## What is needed
Provide the records once more, identical to the original.

"""

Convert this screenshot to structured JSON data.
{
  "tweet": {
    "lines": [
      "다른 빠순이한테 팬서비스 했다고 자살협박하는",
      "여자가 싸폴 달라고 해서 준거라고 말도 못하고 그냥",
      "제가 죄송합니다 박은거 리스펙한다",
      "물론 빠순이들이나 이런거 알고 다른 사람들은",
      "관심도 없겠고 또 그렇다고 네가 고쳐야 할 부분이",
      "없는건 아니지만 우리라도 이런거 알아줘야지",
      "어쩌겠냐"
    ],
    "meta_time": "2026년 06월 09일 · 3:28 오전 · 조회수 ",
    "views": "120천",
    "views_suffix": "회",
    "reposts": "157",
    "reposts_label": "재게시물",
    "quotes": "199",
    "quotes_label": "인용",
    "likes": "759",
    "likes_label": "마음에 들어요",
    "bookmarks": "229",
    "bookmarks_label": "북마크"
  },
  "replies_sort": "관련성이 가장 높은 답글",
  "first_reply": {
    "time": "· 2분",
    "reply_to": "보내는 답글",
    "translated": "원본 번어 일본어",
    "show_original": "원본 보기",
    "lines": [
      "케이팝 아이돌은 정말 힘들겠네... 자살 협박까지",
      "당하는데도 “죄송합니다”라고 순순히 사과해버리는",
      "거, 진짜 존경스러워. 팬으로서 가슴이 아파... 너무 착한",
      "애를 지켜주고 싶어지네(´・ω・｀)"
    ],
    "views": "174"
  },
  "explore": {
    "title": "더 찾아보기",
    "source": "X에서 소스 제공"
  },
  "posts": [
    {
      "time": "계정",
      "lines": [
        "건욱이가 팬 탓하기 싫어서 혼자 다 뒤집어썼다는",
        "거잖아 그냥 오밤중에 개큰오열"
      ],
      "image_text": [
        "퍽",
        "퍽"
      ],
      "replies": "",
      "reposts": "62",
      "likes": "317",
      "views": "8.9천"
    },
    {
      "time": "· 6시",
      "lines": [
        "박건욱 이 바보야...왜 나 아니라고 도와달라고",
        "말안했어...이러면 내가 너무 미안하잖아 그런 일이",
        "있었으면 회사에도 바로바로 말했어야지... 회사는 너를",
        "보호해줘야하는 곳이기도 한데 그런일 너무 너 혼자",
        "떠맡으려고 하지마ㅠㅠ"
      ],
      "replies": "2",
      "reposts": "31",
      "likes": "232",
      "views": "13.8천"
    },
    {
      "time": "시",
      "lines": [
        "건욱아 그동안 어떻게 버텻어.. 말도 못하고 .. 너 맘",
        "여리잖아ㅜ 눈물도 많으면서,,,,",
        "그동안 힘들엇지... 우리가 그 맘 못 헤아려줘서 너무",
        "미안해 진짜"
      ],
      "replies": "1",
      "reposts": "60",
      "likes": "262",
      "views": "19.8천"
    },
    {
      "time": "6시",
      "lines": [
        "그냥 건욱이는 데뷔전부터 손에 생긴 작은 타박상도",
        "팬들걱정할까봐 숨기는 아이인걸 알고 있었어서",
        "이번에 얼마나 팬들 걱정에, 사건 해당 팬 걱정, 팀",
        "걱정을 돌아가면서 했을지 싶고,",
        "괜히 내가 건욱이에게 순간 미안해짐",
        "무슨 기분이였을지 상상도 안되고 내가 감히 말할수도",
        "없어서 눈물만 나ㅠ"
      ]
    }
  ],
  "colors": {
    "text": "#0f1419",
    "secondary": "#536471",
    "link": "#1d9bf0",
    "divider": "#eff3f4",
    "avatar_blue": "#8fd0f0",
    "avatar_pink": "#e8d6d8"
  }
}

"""

## Completed task
Convert this screenshot to structured JSON data.
{
  "tweet": {
    "lines": [
      "다른 빠순이한테 팬서비스 했다고 자살협박하는",
      "여자가 싸폴 달라고 해서 준거라고 말도 못하고 그냥",
      "제가 죄송합니다 박은거 리스펙한다",
      "물론 빠순이들이나 이런거 알고 다른 사람들은",
      "관심도 없겠고 또 그렇다고 네가 고쳐야 할 부분이",
      "없는건 아니지만 우리라도 이런거 알아줘야지",
      "어쩌겠냐"
    ],
    "meta_time": "2026년 06월 09일 · 3:28 오전 · 조회수 ",
    "views": "120천",
    "views_suffix": "회",
    "reposts": "157",
    "reposts_label": "재게시물",
    "quotes": "199",
    "quotes_label": "인용",
    "likes": "759",
    "likes_label": "마음에 들어요",
    "bookmarks": "229",
    "bookmarks_label": "북마크"
  },
  "replies_sort": "관련성이 가장 높은 답글",
  "first_reply": {
    "time": "· 2분",
    "reply_to": "보내는 답글",
    "translated": "원본 번어 일본어",
    "show_original": "원본 보기",
    "lines": [
      "케이팝 아이돌은 정말 힘들겠네... 자살 협박까지",
      "당하는데도 “죄송합니다”라고 순순히 사과해버리는",
      "거, 진짜 존경스러워. 팬으로서 가슴이 아파... 너무 착한",
      "애를 지켜주고 싶어지네(´・ω・｀)"
    ],
    "views": "174"
  },
  "explore": {
    "title": "더 찾아보기",
    "source": "X에서 소스 제공"
  },
  "posts": [
    {
      "time": "계정",
      "lines": [
        "건욱이가 팬 탓하기 싫어서 혼자 다 뒤집어썼다는",
        "거잖아 그냥 오밤중에 개큰오열"
      ],
      "image_text": [
        "퍽",
        "퍽"
      ],
      "replies": "",
      "reposts": "62",
      "likes": "317",
      "views": "8.9천"
    },
    {
      "time": "· 6시",
      "lines": [
        "박건욱 이 바보야...왜 나 아니라고 도와달라고",
        "말안했어...이러면 내가 너무 미안하잖아 그런 일이",
        "있었으면 회사에도 바로바로 말했어야지... 회사는 너를",
        "보호해줘야하는 곳이기도 한데 그런일 너무 너 혼자",
        "떠맡으려고 하지마ㅠㅠ"
      ],
      "replies": "2",
      "reposts": "31",
      "likes": "232",
      "views": "13.8천"
    },
    {
      "time": "시",
      "lines": [
        "건욱아 그동안 어떻게 버텻어.. 말도 못하고 .. 너 맘",
        "여리잖아ㅜ 눈물도 많으면서,,,,",
        "그동안 힘들엇지... 우리가 그 맘 못 헤아려줘서 너무",
        "미안해 진짜"
      ],
      "replies": "1",
      "reposts": "60",
      "likes": "262",
      "views": "19.8천"
    },
    {
      "time": "6시",
      "lines": [
        "그냥 건욱이는 데뷔전부터 손에 생긴 작은 타박상도",
        "팬들걱정할까봐 숨기는 아이인걸 알고 있었어서",
        "이번에 얼마나 팬들 걱정에, 사건 해당 팬 걱정, 팀",
        "걱정을 돌아가면서 했을지 싶고,",
        "괜히 내가 건욱이에게 순간 미안해짐",
        "무슨 기분이였을지 상상도 안되고 내가 감히 말할수도",
        "없어서 눈물만 나ㅠ"
      ]
    }
  ],
  "colors": {
    "text": "#0f1419",
    "secondary": "#536471",
    "link": "#1d9bf0",
    "divider": "#eff3f4",
    "avatar_blue": "#8fd0f0",
    "avatar_pink": "#e8d6d8"
  }
}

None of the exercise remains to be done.